_Records supplied:_
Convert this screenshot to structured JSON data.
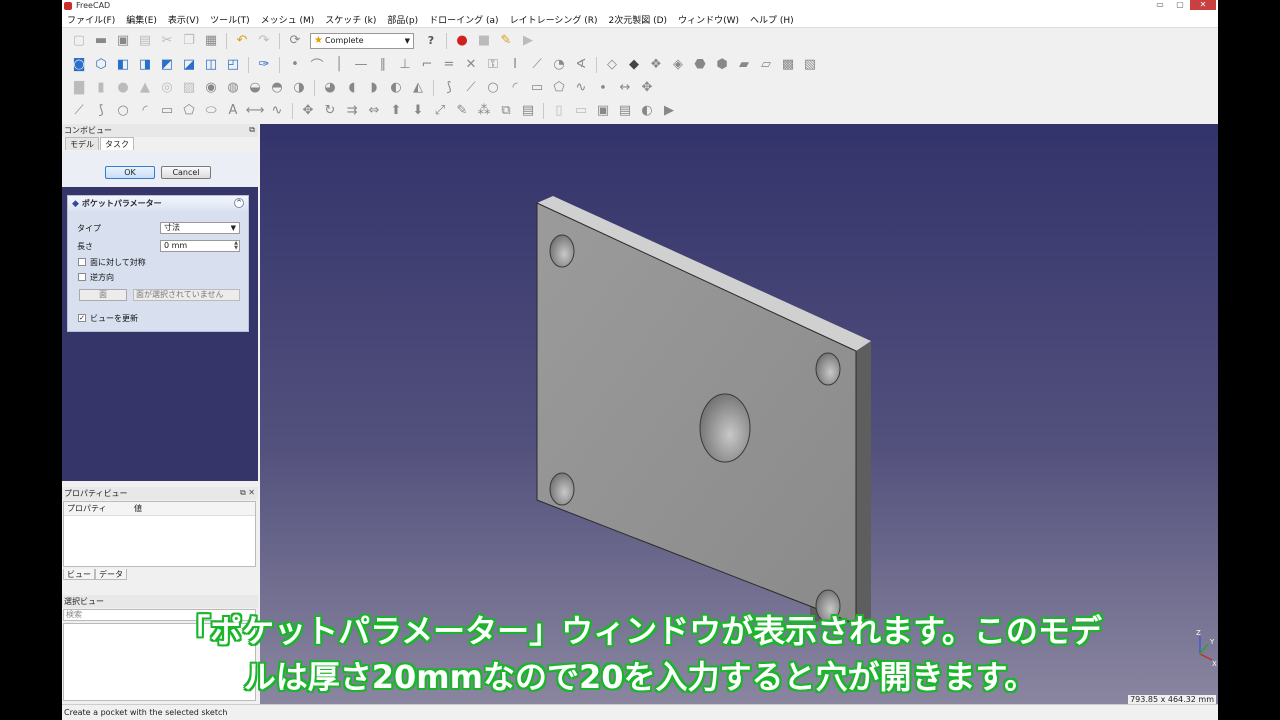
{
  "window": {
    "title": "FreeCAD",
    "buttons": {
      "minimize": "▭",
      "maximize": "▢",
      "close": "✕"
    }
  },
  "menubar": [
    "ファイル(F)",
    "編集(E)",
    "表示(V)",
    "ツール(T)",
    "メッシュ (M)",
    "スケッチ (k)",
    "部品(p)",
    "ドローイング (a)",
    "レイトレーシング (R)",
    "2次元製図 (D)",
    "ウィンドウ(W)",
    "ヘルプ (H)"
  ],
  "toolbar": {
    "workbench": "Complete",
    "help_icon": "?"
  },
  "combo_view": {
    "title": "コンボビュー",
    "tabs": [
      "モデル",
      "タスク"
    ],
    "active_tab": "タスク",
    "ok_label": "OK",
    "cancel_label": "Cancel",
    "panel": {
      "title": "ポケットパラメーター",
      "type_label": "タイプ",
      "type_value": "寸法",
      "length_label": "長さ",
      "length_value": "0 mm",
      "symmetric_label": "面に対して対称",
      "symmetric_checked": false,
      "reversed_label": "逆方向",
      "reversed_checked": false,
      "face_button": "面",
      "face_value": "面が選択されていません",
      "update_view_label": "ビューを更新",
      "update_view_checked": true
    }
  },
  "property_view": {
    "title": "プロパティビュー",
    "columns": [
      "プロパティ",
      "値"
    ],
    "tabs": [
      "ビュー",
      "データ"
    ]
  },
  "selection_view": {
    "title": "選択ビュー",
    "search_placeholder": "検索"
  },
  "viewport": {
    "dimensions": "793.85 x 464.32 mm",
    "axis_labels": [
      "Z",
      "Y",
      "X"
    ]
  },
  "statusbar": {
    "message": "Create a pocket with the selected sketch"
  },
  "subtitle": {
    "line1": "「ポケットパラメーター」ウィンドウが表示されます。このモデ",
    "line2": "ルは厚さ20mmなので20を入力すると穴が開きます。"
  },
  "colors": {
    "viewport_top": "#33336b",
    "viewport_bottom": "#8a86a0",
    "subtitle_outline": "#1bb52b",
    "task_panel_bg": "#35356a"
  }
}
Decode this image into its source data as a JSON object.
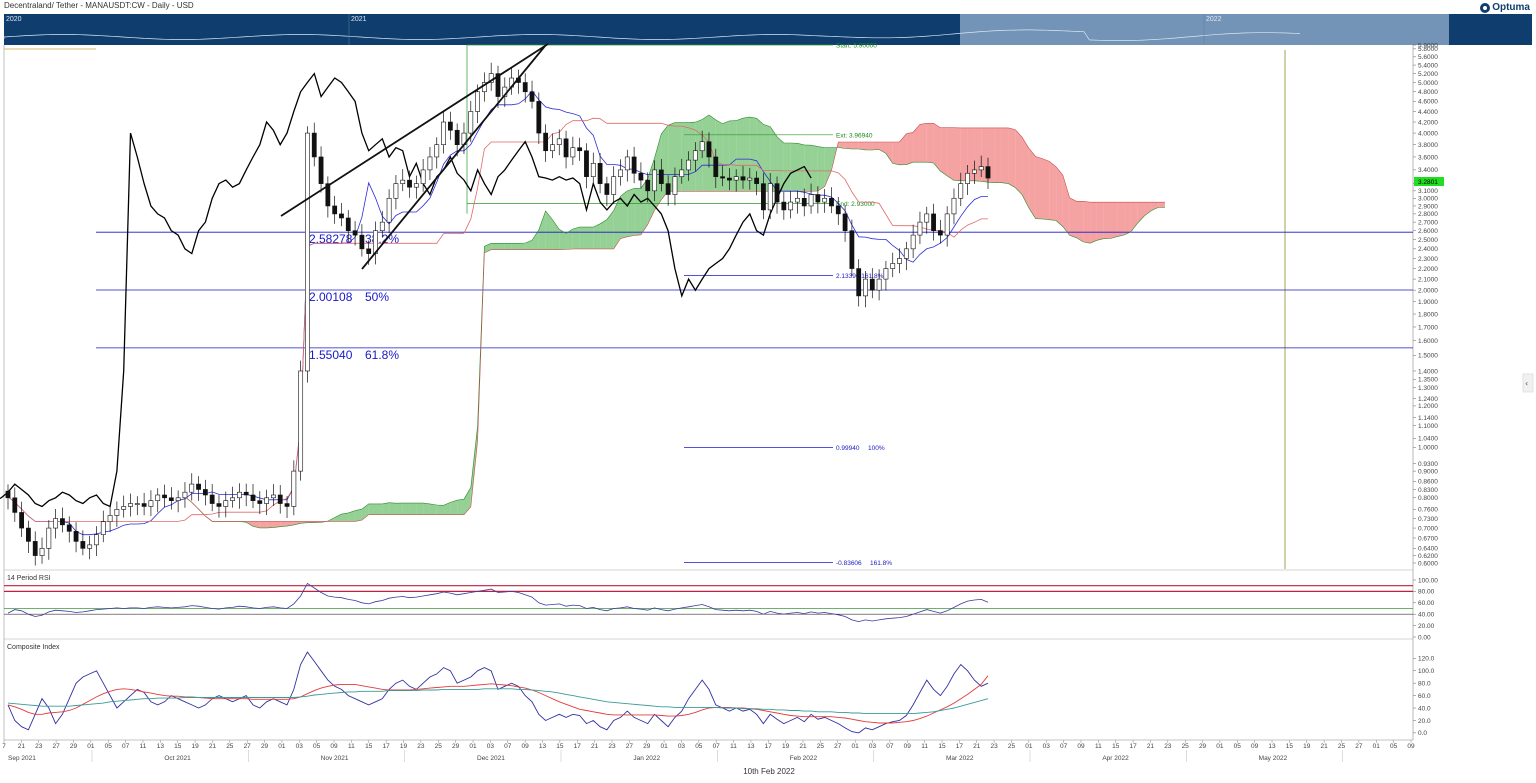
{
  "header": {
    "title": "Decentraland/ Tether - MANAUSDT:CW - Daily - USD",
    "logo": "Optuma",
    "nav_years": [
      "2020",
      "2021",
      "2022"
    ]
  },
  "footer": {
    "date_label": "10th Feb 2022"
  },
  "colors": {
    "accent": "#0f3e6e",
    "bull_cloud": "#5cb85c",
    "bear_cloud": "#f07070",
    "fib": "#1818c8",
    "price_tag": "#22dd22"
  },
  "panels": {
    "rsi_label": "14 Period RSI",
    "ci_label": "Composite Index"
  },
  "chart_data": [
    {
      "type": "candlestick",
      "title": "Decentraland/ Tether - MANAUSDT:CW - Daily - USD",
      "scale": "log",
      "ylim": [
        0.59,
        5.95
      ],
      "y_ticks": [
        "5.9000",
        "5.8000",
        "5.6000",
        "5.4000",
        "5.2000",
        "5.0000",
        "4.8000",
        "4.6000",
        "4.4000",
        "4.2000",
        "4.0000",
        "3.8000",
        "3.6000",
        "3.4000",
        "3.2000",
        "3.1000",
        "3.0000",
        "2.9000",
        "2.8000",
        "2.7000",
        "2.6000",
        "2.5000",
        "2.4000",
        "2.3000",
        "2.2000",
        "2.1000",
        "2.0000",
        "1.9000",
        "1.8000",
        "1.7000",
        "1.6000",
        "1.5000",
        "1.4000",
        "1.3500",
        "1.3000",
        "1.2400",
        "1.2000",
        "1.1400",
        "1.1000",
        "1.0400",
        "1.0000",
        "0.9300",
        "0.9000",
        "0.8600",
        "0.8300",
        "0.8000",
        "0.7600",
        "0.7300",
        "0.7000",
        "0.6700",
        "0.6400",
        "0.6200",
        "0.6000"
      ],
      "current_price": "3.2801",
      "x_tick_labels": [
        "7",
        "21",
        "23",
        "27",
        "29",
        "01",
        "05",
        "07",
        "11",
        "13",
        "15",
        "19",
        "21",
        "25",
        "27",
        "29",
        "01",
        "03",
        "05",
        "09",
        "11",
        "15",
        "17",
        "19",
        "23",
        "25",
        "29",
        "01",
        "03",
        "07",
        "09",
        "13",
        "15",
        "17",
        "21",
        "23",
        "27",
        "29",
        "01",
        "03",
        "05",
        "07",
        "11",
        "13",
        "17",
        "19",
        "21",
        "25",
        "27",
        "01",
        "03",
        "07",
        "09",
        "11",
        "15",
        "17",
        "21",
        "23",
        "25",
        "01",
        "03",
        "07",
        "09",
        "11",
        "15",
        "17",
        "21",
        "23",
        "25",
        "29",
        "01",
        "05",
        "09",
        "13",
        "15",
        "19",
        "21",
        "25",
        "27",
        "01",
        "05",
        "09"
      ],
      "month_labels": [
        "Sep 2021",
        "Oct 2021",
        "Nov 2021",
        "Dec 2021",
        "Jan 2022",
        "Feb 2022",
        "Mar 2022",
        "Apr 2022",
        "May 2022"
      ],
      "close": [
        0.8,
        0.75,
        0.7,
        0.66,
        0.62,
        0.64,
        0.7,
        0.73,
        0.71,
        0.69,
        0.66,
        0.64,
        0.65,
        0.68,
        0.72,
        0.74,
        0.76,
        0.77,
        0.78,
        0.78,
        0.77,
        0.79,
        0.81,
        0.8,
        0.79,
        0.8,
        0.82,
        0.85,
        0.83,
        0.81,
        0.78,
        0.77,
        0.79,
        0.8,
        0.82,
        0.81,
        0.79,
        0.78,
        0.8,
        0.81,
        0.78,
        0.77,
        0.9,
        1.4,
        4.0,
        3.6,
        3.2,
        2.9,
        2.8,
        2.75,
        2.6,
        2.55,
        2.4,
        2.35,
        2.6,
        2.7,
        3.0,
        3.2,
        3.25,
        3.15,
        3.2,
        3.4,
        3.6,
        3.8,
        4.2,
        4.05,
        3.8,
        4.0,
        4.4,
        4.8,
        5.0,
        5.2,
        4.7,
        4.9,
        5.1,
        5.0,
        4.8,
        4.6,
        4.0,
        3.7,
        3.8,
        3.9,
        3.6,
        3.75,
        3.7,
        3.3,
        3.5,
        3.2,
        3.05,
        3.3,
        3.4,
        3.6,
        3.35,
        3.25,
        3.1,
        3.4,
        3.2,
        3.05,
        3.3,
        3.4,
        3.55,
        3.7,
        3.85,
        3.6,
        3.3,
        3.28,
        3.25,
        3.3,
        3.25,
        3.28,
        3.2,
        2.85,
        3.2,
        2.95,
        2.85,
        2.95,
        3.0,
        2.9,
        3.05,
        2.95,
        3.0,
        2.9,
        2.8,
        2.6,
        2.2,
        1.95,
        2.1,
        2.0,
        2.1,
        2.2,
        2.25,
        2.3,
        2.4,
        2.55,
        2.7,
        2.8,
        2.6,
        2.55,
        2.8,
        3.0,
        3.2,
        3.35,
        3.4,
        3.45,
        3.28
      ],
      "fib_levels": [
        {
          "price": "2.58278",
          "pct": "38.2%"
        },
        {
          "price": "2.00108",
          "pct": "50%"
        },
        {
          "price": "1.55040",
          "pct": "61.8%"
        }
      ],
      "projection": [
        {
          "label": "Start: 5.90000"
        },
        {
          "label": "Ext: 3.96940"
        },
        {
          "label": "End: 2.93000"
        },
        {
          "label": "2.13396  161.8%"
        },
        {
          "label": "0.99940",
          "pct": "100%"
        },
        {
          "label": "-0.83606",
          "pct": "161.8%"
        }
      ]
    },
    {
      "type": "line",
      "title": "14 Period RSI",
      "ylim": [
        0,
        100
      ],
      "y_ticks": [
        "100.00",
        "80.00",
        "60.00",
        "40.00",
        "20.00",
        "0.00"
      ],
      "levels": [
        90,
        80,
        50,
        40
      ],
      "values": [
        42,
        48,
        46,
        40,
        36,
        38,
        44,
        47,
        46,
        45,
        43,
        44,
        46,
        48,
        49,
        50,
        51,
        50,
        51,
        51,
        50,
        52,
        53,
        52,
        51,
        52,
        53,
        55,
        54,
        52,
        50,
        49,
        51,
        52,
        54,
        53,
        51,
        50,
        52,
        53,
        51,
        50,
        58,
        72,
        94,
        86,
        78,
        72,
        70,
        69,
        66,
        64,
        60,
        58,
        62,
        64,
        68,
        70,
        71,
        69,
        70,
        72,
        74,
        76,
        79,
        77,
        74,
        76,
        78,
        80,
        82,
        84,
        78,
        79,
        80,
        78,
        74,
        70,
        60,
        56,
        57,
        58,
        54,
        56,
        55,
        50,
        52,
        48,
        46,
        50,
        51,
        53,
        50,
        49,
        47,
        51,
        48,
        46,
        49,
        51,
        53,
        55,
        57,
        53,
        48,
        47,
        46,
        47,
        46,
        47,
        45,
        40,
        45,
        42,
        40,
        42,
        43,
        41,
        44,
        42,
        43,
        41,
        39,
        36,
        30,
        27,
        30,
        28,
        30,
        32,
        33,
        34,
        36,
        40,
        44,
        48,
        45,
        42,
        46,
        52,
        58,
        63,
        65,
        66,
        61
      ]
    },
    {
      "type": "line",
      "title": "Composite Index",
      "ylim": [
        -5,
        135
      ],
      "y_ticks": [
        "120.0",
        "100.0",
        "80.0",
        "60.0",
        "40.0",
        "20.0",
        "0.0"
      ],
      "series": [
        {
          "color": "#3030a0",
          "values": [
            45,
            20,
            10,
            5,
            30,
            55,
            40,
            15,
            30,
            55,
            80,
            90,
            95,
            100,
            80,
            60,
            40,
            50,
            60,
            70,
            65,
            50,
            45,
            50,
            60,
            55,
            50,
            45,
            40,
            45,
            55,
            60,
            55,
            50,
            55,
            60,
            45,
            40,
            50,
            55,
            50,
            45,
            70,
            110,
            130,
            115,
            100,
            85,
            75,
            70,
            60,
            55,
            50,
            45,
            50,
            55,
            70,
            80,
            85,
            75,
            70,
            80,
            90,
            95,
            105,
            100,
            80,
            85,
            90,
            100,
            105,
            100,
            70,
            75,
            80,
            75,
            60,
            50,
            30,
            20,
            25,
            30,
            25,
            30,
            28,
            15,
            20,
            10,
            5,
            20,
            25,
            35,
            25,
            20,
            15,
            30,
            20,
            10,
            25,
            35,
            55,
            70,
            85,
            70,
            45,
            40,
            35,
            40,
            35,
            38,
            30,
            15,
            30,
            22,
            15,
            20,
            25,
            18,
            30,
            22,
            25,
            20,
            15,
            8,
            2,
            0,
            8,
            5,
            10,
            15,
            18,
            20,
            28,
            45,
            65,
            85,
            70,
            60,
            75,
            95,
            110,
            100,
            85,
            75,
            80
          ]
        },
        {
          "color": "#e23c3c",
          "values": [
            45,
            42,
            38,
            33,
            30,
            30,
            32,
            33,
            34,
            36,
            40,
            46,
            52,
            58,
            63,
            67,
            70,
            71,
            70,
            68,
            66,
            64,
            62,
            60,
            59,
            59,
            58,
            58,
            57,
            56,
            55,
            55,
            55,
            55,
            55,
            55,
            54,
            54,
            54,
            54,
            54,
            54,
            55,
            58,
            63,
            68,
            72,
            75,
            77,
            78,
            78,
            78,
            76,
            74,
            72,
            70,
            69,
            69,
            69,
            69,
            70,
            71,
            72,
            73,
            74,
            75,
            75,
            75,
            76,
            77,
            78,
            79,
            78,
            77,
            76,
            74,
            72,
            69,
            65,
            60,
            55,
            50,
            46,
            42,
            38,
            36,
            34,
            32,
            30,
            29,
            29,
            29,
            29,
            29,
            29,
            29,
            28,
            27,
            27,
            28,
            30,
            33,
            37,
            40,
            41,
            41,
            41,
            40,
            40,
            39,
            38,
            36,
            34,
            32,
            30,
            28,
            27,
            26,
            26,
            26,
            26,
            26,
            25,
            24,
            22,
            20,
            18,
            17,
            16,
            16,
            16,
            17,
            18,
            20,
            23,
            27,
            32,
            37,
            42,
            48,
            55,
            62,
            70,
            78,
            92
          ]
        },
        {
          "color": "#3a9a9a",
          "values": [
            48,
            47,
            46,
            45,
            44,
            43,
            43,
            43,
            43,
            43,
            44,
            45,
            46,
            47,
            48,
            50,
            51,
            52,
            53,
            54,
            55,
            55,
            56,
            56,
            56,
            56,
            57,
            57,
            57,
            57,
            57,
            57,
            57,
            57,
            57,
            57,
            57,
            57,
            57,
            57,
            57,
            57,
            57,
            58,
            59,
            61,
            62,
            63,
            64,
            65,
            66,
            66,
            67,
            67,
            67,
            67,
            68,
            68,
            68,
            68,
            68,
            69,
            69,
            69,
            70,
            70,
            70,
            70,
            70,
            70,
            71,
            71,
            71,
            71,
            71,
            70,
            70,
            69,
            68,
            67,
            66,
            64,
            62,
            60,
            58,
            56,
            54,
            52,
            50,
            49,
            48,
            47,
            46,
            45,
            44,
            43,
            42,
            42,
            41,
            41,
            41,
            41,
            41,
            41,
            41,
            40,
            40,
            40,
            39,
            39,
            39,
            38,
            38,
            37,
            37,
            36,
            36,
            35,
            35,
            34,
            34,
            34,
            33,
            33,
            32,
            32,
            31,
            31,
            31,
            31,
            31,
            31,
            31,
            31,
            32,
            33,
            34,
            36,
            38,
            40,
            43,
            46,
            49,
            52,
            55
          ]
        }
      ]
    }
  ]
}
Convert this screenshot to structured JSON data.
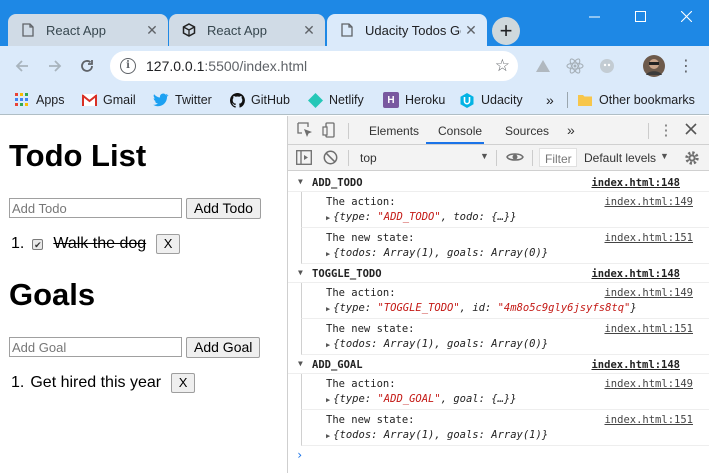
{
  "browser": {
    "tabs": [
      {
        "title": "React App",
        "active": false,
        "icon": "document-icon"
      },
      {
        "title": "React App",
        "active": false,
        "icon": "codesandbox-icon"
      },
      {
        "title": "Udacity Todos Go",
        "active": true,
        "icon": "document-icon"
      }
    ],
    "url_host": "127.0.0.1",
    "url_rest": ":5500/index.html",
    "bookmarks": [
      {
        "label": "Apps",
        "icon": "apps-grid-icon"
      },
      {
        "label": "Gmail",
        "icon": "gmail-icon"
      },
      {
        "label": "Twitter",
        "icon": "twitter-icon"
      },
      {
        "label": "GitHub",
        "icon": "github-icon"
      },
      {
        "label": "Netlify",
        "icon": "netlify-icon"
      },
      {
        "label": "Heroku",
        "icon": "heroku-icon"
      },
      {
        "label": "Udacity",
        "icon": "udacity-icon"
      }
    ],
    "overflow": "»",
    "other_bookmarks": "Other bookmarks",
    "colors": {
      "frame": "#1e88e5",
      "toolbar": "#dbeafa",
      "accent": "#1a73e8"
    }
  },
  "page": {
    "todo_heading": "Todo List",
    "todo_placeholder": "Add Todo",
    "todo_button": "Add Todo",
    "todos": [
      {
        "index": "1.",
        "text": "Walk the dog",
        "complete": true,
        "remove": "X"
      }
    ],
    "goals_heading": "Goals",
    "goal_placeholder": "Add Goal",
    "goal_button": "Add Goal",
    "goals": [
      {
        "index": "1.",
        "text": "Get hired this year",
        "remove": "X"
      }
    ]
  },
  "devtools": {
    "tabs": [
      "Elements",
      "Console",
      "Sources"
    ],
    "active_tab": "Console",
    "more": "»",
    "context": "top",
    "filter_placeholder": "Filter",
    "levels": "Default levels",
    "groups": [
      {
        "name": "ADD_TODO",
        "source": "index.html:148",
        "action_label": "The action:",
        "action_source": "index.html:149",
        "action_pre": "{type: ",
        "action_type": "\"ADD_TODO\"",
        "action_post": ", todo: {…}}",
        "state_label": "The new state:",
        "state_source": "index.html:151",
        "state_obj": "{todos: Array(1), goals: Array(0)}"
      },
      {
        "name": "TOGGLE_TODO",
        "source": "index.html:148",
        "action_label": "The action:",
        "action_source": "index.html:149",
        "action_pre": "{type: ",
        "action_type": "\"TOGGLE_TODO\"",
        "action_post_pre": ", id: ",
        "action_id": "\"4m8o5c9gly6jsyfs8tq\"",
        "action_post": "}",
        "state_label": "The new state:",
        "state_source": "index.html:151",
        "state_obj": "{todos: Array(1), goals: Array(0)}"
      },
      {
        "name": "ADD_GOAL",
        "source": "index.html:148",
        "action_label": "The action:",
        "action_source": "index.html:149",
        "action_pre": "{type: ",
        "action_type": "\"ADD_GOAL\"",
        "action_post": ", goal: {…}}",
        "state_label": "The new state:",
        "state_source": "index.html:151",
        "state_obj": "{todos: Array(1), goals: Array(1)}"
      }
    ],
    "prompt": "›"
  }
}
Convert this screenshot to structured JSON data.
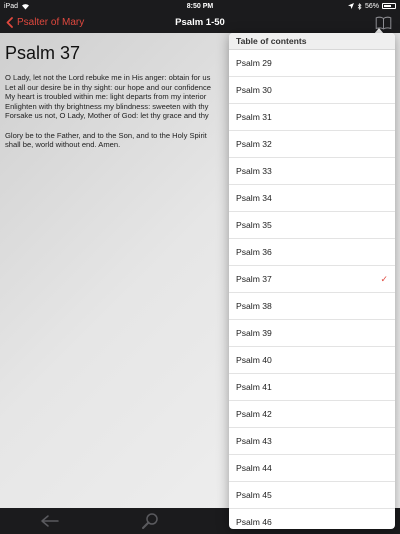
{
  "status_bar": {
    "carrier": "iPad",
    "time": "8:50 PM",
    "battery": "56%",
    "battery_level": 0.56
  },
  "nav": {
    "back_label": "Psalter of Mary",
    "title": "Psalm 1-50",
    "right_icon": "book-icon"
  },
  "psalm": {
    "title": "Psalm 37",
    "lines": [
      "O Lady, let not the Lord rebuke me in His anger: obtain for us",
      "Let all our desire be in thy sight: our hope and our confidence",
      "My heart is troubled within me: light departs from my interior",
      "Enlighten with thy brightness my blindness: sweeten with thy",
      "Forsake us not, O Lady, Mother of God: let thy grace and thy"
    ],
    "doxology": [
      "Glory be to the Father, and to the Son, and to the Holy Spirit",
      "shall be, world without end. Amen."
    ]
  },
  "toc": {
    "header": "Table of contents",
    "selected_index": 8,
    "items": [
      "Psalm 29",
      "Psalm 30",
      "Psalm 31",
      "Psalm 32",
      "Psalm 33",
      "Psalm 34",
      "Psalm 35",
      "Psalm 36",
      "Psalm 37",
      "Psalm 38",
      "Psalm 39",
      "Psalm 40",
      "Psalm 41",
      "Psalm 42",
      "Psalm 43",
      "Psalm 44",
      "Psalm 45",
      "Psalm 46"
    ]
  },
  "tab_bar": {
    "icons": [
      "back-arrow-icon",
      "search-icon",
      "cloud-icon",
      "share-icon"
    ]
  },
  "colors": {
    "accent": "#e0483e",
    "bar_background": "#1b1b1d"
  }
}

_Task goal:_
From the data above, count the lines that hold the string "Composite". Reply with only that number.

_Reply to the exercise:_
2